This Hewlett-Packard TouchSmart 600-1005xt computer has two lights visible on either side of the Ethernet socket. I have been unable to locate the documentation that fully documents the uses of those lights. That port is identified by the Windows Device Manager as an nVidia 10/100/1000 interface. Since my other, working machines are manufactured by Dell and use Intel interface chips which support only 10/100, I don't think it is safe to say the lights definitely indicate the same conditions on the HP and the Dells. If anyone knows where I can find the HP or nVidia documentation, I would find it most helpful. I'm still looking around.
"Check to see if either or both are actually one at either or both ends."
I'm sorry I can't seem to parse that sentence. What I have seen the lights on the socket do is the following:
Just after I switch on the power, the lights both come on. I suspect this is a test of the lights to confirm they are working.
After that, the lights blink a couple of times. It's hard to see the lights and the screen at the same time, but I think the bios or the boot process is testing the interface in some way because the Windows loading screen is not yet visible.
Once Windows puts up its splash screen, the lights turn off and stay off until Windows is fully booted, as indicated by the login screen displayed. At this point, the green light on top of the socket (the other displays yellowish orange when lit) occasionally blinks twice, which I interpret as a poll seeking the attached router/modem, Westell in this case. By occasionally, I mean about once every minute. Waiting for those blinks takes concentration to keep my eyes focused and open so as not to miss the blinks. This blinking pattern will continue overnight (at least I assume it does, because it blinks before I go to sleep and still blinks when I look after awaking).

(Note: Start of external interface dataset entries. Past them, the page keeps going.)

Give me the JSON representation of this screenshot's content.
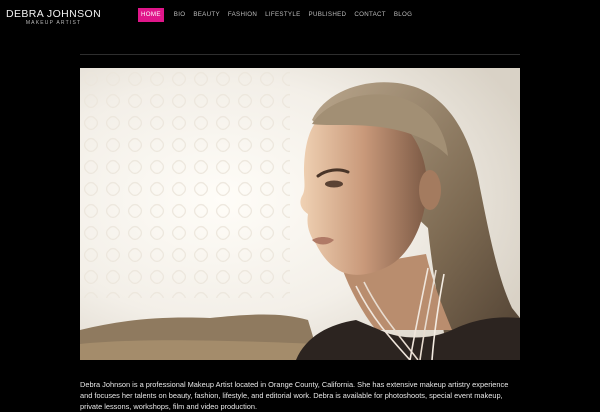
{
  "logo": {
    "name": "DEBRA JOHNSON",
    "subtitle": "MAKEUP ARTIST"
  },
  "nav": {
    "items": [
      "HOME",
      "BIO",
      "BEAUTY",
      "FASHION",
      "LIFESTYLE",
      "PUBLISHED",
      "CONTACT",
      "BLOG"
    ],
    "active_index": 0
  },
  "colors": {
    "accent": "#e0168a",
    "background": "#000000"
  },
  "bio": {
    "text": "Debra Johnson is a professional Makeup Artist located in Orange County, California. She has extensive makeup artistry experience and focuses her talents on beauty, fashion, lifestyle, and editorial work. Debra is available for photoshoots, special event makeup, private lessons, workshops, film and video production."
  }
}
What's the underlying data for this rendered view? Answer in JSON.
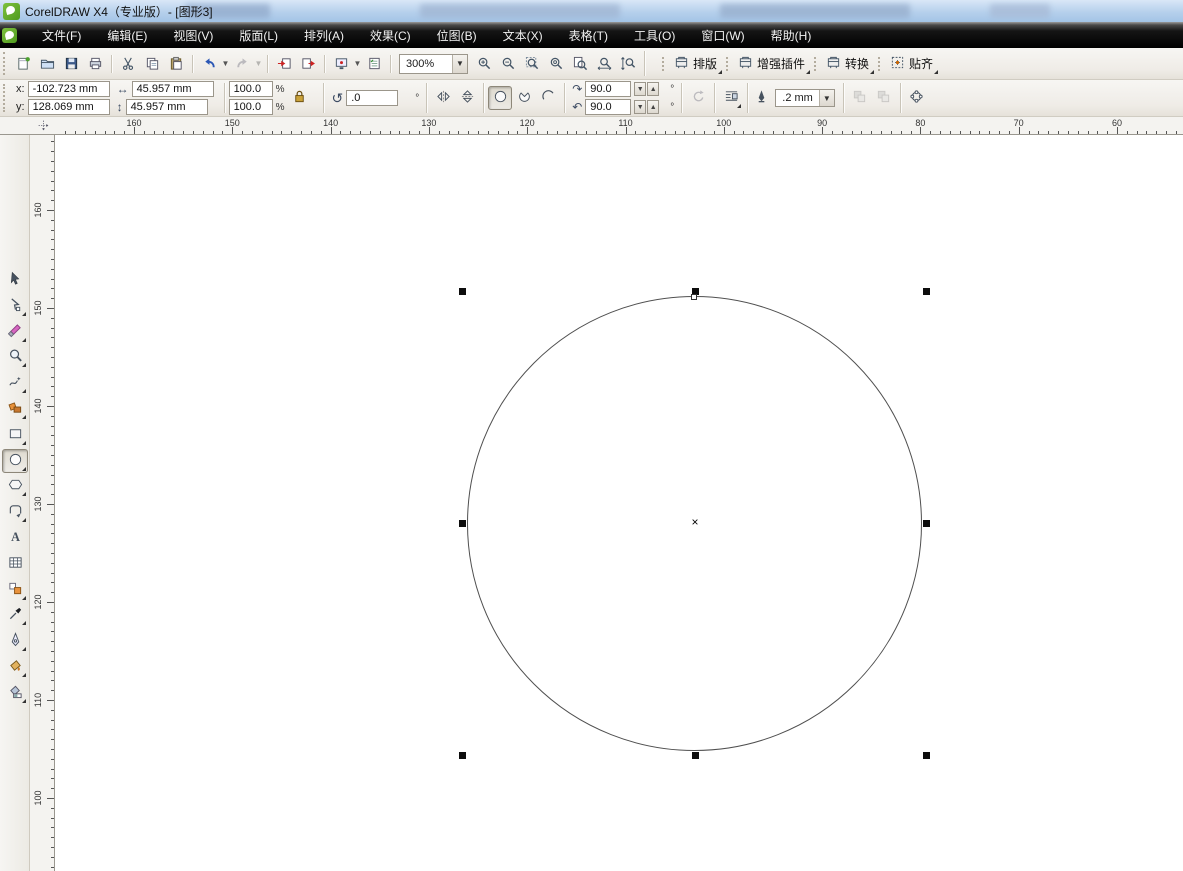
{
  "window": {
    "title": "CorelDRAW X4（专业版）- [图形3]"
  },
  "menu_bar": {
    "items": [
      {
        "name": "file",
        "label": "文件(F)"
      },
      {
        "name": "edit",
        "label": "编辑(E)"
      },
      {
        "name": "view",
        "label": "视图(V)"
      },
      {
        "name": "layout",
        "label": "版面(L)"
      },
      {
        "name": "arrange",
        "label": "排列(A)"
      },
      {
        "name": "effects",
        "label": "效果(C)"
      },
      {
        "name": "bitmaps",
        "label": "位图(B)"
      },
      {
        "name": "text",
        "label": "文本(X)"
      },
      {
        "name": "table",
        "label": "表格(T)"
      },
      {
        "name": "tools",
        "label": "工具(O)"
      },
      {
        "name": "window",
        "label": "窗口(W)"
      },
      {
        "name": "help",
        "label": "帮助(H)"
      }
    ]
  },
  "standard_toolbar": {
    "zoom_level": "300%",
    "groups": [
      [
        {
          "name": "new-button",
          "icon": "new-document"
        },
        {
          "name": "open-button",
          "icon": "open-folder"
        },
        {
          "name": "save-button",
          "icon": "save-disk"
        },
        {
          "name": "print-button",
          "icon": "print"
        }
      ],
      [
        {
          "name": "cut-button",
          "icon": "cut-scissors"
        },
        {
          "name": "copy-button",
          "icon": "copy-pages"
        },
        {
          "name": "paste-button",
          "icon": "paste-clipboard"
        }
      ],
      [
        {
          "name": "undo-button",
          "icon": "undo-arrow",
          "dropdown": true
        },
        {
          "name": "redo-button",
          "icon": "redo-arrow",
          "dropdown": true,
          "disabled": true
        }
      ],
      [
        {
          "name": "import-button",
          "icon": "import-file"
        },
        {
          "name": "export-button",
          "icon": "export-file"
        }
      ],
      [
        {
          "name": "app-launcher-button",
          "icon": "app-launcher",
          "dropdown": true
        },
        {
          "name": "welcome-screen-button",
          "icon": "welcome-screen"
        }
      ]
    ],
    "zoom_tools": [
      {
        "name": "zoom-in-button",
        "icon": "zoom-in"
      },
      {
        "name": "zoom-out-button",
        "icon": "zoom-out"
      },
      {
        "name": "zoom-selected-button",
        "icon": "zoom-selected"
      },
      {
        "name": "zoom-all-objects-button",
        "icon": "zoom-all"
      },
      {
        "name": "zoom-page-button",
        "icon": "zoom-page"
      },
      {
        "name": "zoom-page-width-button",
        "icon": "zoom-width"
      },
      {
        "name": "zoom-page-height-button",
        "icon": "zoom-height"
      }
    ],
    "plugin_buttons": [
      {
        "name": "paiban-button",
        "icon": "layout-press",
        "label": "排版"
      },
      {
        "name": "plugins-button",
        "icon": "layout-press",
        "label": "增强插件"
      },
      {
        "name": "convert-button",
        "icon": "layout-press",
        "label": "转换"
      },
      {
        "name": "snap-button",
        "icon": "snap-grid",
        "label": "贴齐"
      }
    ]
  },
  "property_bar": {
    "x_label": "x:",
    "x_value": "-102.723 mm",
    "y_label": "y:",
    "y_value": "128.069 mm",
    "width_value": "45.957 mm",
    "height_value": "45.957 mm",
    "scale_h": "100.0",
    "scale_v": "100.0",
    "percent_h": "%",
    "percent_v": "%",
    "rotation_value": ".0",
    "rotation_degree": "°",
    "start_angle": "90.0",
    "end_angle": "90.0",
    "start_degree": "°",
    "end_degree": "°",
    "outline_width": ".2 mm",
    "glyph_width": "↔",
    "glyph_height": "↕",
    "glyph_rotate": "↺",
    "glyph_cw": "↷",
    "glyph_ccw": "↶",
    "spin_down": "▼",
    "spin_up": "▲",
    "combo_arrow": "▼"
  },
  "rulers": {
    "h_labels": [
      "160",
      "150",
      "140",
      "130",
      "120",
      "110",
      "100",
      "90",
      "80",
      "70",
      "60"
    ],
    "v_labels": [
      "160",
      "150",
      "140",
      "130",
      "120",
      "110",
      "100"
    ]
  },
  "toolbox": {
    "tools": [
      {
        "name": "pick-tool",
        "icon": "pick",
        "flyout": false
      },
      {
        "name": "shape-tool",
        "icon": "shape",
        "flyout": true
      },
      {
        "name": "crop-tool",
        "icon": "crop",
        "flyout": true
      },
      {
        "name": "zoom-tool",
        "icon": "zoomt",
        "flyout": true
      },
      {
        "name": "freehand-tool",
        "icon": "freehand",
        "flyout": true
      },
      {
        "name": "smart-fill-tool",
        "icon": "smartfill",
        "flyout": true
      },
      {
        "name": "rectangle-tool",
        "icon": "rectangle",
        "flyout": true
      },
      {
        "name": "ellipse-tool",
        "icon": "ellipset",
        "flyout": true,
        "selected": true
      },
      {
        "name": "polygon-tool",
        "icon": "polygon",
        "flyout": true
      },
      {
        "name": "basic-shapes-tool",
        "icon": "basicshapes",
        "flyout": true
      },
      {
        "name": "text-tool",
        "icon": "textt",
        "flyout": false
      },
      {
        "name": "table-tool",
        "icon": "tablet",
        "flyout": false
      },
      {
        "name": "interactive-blend-tool",
        "icon": "blend",
        "flyout": true
      },
      {
        "name": "eyedropper-tool",
        "icon": "eyedropper",
        "flyout": true
      },
      {
        "name": "outline-pen-tool",
        "icon": "outlinepen",
        "flyout": true
      },
      {
        "name": "fill-tool",
        "icon": "fillbucket",
        "flyout": true
      },
      {
        "name": "interactive-fill-tool",
        "icon": "interfill",
        "flyout": true
      }
    ]
  },
  "canvas": {
    "center_marker": "×"
  }
}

"Since you have established that all 4 ports on the router/modem work with XP, the problem is probably with the Ethernet adapter on your Windows Vista computer. Every once and a while you run across situations where the two good devices will refuse to talk to each other."

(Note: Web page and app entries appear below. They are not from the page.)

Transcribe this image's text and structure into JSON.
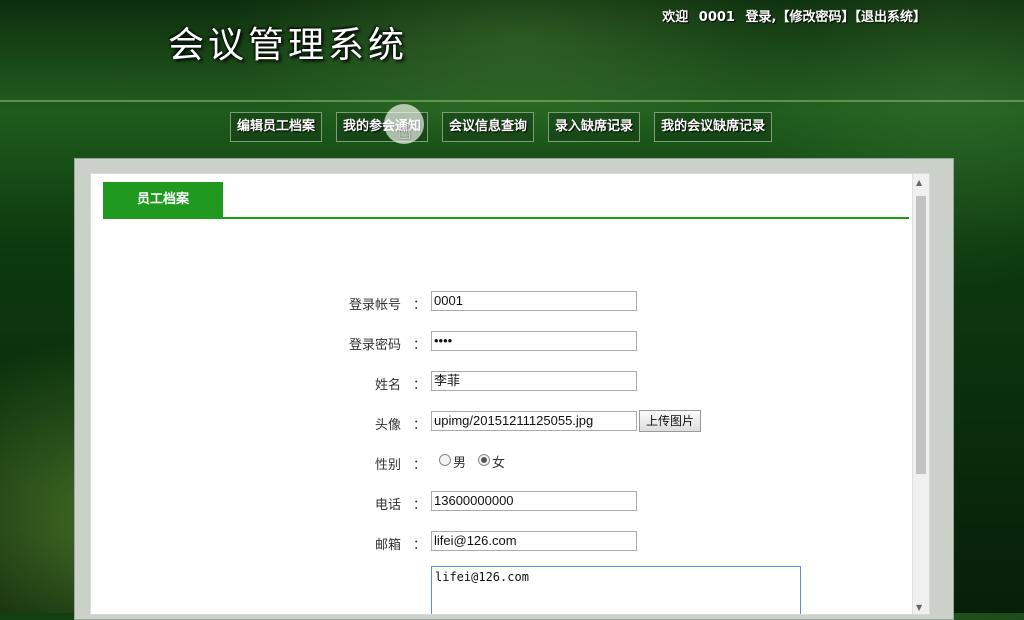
{
  "header": {
    "title": "会议管理系统",
    "welcome": "欢迎",
    "user_id": "0001",
    "logged_in": "登录,",
    "change_password": "【修改密码】",
    "logout": "【退出系统】"
  },
  "nav": {
    "items": [
      "编辑员工档案",
      "我的参会通知",
      "会议信息查询",
      "录入缺席记录",
      "我的会议缺席记录"
    ]
  },
  "panel": {
    "tab_label": "员工档案"
  },
  "form": {
    "account": {
      "label": "登录帐号",
      "value": "0001"
    },
    "password": {
      "label": "登录密码",
      "value": "••••"
    },
    "name": {
      "label": "姓名",
      "value": "李菲"
    },
    "avatar": {
      "label": "头像",
      "value": "upimg/20151211125055.jpg",
      "upload_label": "上传图片"
    },
    "gender": {
      "label": "性别",
      "options": [
        "男",
        "女"
      ],
      "selected": "女"
    },
    "phone": {
      "label": "电话",
      "value": "13600000000"
    },
    "email": {
      "label": "邮箱",
      "value": "lifei@126.com"
    },
    "notes": {
      "value": "lifei@126.com"
    },
    "colon": "："
  },
  "colors": {
    "accent": "#1f9a1f"
  },
  "icons": {
    "cursor": "pointer-hand-icon"
  }
}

That's sort of correct. What actually is the case is that one or both of the devices have implemented an interface that does not share sufficient compatibility with the other. The device that disagrees with a third device is usually the one to improve. My fear is that the move from a 32-bit based OS to a 64-bit based OS has failed in some manner in the area of the Internet interface. It will be a hard task to get the developer of that software to go back and find and fix the incompatibility. Granted there may be a physical manufacturing flaw also, but I've sent this computer back to HP twice and they didn't find a problem. Again, It will probably take the type of time to find such a flaw that HP is not motivated to pursue such an investigation.

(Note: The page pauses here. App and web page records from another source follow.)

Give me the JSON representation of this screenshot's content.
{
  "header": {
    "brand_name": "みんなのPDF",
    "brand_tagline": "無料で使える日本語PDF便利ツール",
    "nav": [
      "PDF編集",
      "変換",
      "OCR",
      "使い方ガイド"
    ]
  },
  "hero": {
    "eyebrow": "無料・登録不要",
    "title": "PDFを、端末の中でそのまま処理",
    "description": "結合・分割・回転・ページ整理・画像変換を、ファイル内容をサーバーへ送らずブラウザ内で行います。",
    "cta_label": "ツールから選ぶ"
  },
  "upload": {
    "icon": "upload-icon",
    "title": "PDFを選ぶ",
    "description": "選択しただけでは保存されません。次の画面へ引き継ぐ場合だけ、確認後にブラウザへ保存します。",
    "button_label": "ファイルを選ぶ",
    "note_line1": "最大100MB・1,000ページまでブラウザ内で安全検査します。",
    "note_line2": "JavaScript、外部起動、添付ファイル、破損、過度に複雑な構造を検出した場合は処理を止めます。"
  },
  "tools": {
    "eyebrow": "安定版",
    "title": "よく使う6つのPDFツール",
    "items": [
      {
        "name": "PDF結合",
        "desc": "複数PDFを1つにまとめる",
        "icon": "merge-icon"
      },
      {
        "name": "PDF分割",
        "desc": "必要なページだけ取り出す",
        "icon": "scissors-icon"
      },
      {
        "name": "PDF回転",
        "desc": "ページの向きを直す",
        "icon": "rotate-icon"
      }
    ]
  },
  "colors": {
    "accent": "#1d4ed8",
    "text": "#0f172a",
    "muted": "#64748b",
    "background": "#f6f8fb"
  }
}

"My suggestion is buy a different Ethernet adapter for your Vista Computer, install it, and see if that works."
Two points here:
1) The computer is still under warranty and I'm not yet at the level of understanding this problem that I want to void warranty to solve the problem this way. If I document this well enough others may benefit, also.
2) If you look at the Upgrading and Servicing Guide, pages 12-19, you'll see this is a very compact All-In-One configuration. I don't know that this interface IS implemented as a PCI daughterboard. Again, I seek the documentation on this. And the warranty issue applies to third-party hardware.
I may come to moving off DSL to FiOS, which will change the provided router/modem and may solve the problem since the FiOS interface may be of more recent vintage and be 10/100/1000. (Of course, that may mean my Dells won't work anymore.)
"I also assume you have tried a hard reset on the modem/router (press the rest button)."
No, I haven't because I have two working machines that would be disconnected at that point. Yes, I could restore the settings, but I not ready to take that route, yet.
Convince me it has some probability of providing new, useful information in the search for a solution.
Thank you for staying with this mattheww. I look forward to your further comments.